Without insurance and annuities in their retirement planning toolkit, RIAs are replacing the trusty old bond with riskier investments and ever more complicated strategies to deliver income that can include dividend stocks, and alternatives like convertible arbitrage, REITS, SPACs, and more. What must this presentation sound like to clients who are looking for secure income? And for clients in poor health or cognitive decline, how must it sound when their advisor says “trust me” then tells them they’ll be expected to adjust their spending each year for the rest of their lives based on market performance?

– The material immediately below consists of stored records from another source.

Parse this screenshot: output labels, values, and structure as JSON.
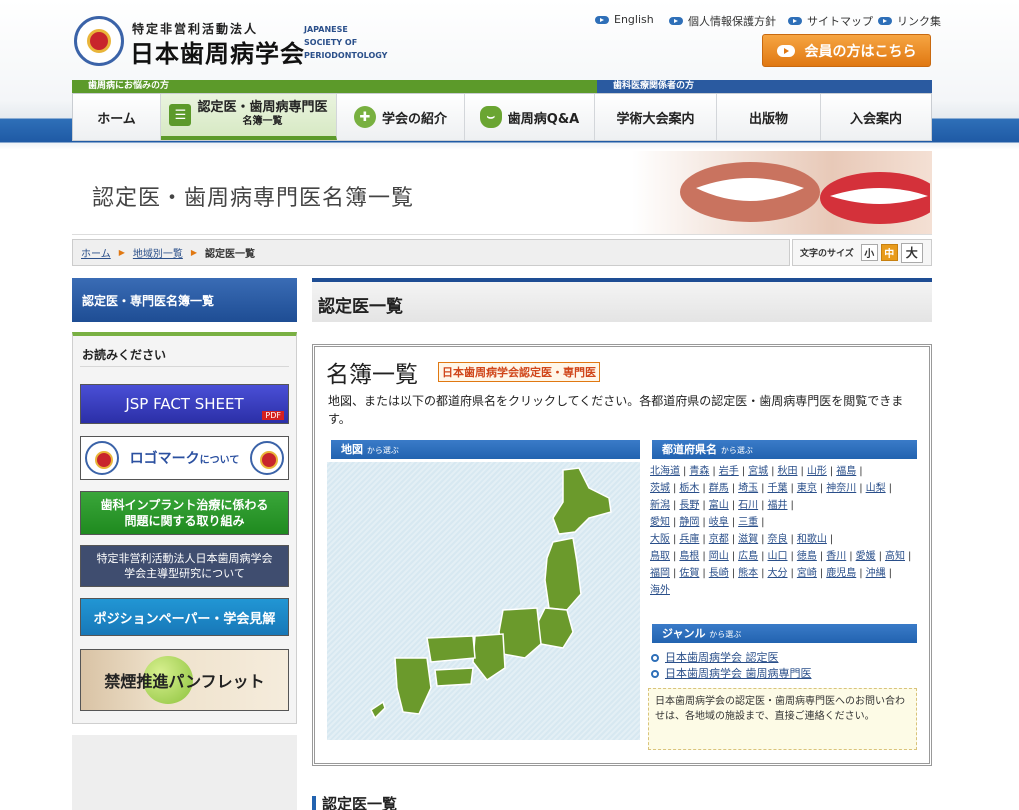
{
  "header": {
    "logo_small": "特定非営利活動法人",
    "logo_main": "日本歯周病学会",
    "logo_en": "JAPANESE SOCIETY OF PERIODONTOLOGY",
    "util_links": [
      "English",
      "個人情報保護方針",
      "サイトマップ",
      "リンク集"
    ],
    "member_button": "会員の方はこちら"
  },
  "audience_bar": {
    "public": "歯周病にお悩みの方",
    "professional": "歯科医療関係者の方"
  },
  "nav": {
    "items": [
      {
        "label": "ホーム"
      },
      {
        "label": "認定医・歯周病専門医",
        "sub": "名簿一覧",
        "active": true,
        "icon": "list-icon"
      },
      {
        "label": "学会の紹介",
        "icon": "plus-icon"
      },
      {
        "label": "歯周病Q&A",
        "icon": "tooth-icon"
      },
      {
        "label": "学術大会案内"
      },
      {
        "label": "出版物"
      },
      {
        "label": "入会案内"
      }
    ]
  },
  "hero": {
    "title": "認定医・歯周病専門医名簿一覧"
  },
  "breadcrumb": [
    "ホーム",
    "地域別一覧",
    "認定医一覧"
  ],
  "font_size": {
    "label": "文字のサイズ",
    "small": "小",
    "medium": "中",
    "large": "大",
    "selected": "中"
  },
  "sidebar": {
    "title": "認定医・専門医名簿一覧",
    "read_heading": "お読みください",
    "banners": {
      "fact_sheet": "JSP FACT SHEET",
      "pdf": "PDF",
      "logo": "ロゴマーク",
      "logo_suffix": "について",
      "implant_1": "歯科インプラント治療に係わる",
      "implant_2": "問題に関する取り組み",
      "research_1": "特定非営利活動法人日本歯周病学会",
      "research_2": "学会主導型研究について",
      "position": "ポジションペーパー・学会見解",
      "smoking": "禁煙推進パンフレット"
    }
  },
  "main": {
    "heading": "認定医一覧",
    "list_title": "名簿一覧",
    "list_badge": "日本歯周病学会認定医・専門医",
    "description": "地図、または以下の都道府県名をクリックしてください。各都道府県の認定医・歯周病専門医を閲覧できます。",
    "map_section": {
      "title": "地図",
      "suffix": "から選ぶ"
    },
    "pref_section": {
      "title": "都道府県名",
      "suffix": "から選ぶ"
    },
    "prefecture_rows": [
      [
        "北海道",
        "青森",
        "岩手",
        "宮城",
        "秋田",
        "山形",
        "福島"
      ],
      [
        "茨城",
        "栃木",
        "群馬",
        "埼玉",
        "千葉",
        "東京",
        "神奈川",
        "山梨"
      ],
      [
        "新潟",
        "長野",
        "富山",
        "石川",
        "福井"
      ],
      [
        "愛知",
        "静岡",
        "岐阜",
        "三重"
      ],
      [
        "大阪",
        "兵庫",
        "京都",
        "滋賀",
        "奈良",
        "和歌山"
      ],
      [
        "鳥取",
        "島根",
        "岡山",
        "広島",
        "山口",
        "徳島",
        "香川",
        "愛媛",
        "高知"
      ],
      [
        "福岡",
        "佐賀",
        "長崎",
        "熊本",
        "大分",
        "宮崎",
        "鹿児島",
        "沖縄"
      ],
      [
        "海外"
      ]
    ],
    "genre_section": {
      "title": "ジャンル",
      "suffix": "から選ぶ"
    },
    "genres": [
      "日本歯周病学会 認定医",
      "日本歯周病学会 歯周病専門医"
    ],
    "note": "日本歯周病学会の認定医・歯周病専門医へのお問い合わせは、各地域の施設まで、直接ご連絡ください。",
    "bottom_heading": "認定医一覧"
  },
  "colors": {
    "brand_blue": "#1e4d94",
    "brand_green": "#5c9a2a",
    "accent_orange": "#e07812",
    "link": "#2a4f8a"
  }
}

While this year’s survey reveals more advisors are using annuities, many “fiduciaries” continue to employ strategies that increase risk in retirees’ portfolios while disregarding more secure solutions that are readily available to them. We can‘t help but wonder: How bad will it have to get before advisors are willing to update legacy strategies that no longer work today, and expand their retirement planning toolkit to include solutions that can give clients secure, predicable income they say they want?
Commission-free annuities provide safe, efficient income and are backed by extensive academic research supporting their use for income in retirement. While we are encouraged by signs from this year’s survey of a growing openness to consider insurance products for their clients, advisors’ hesitancy to use annuities for income—the very purpose for which they are designed—continues to be a concern.
We understand that many RIAs have been running their business one way for 20+ years and are worried about the changes taking place in the industry that may necessitate they change as well . DPL is committed to educating advisors about today’s new generation of commission-free annuities and helping them leverage these products to bring effective, fiduciary solutions to their clients that will in turn strengthen their firms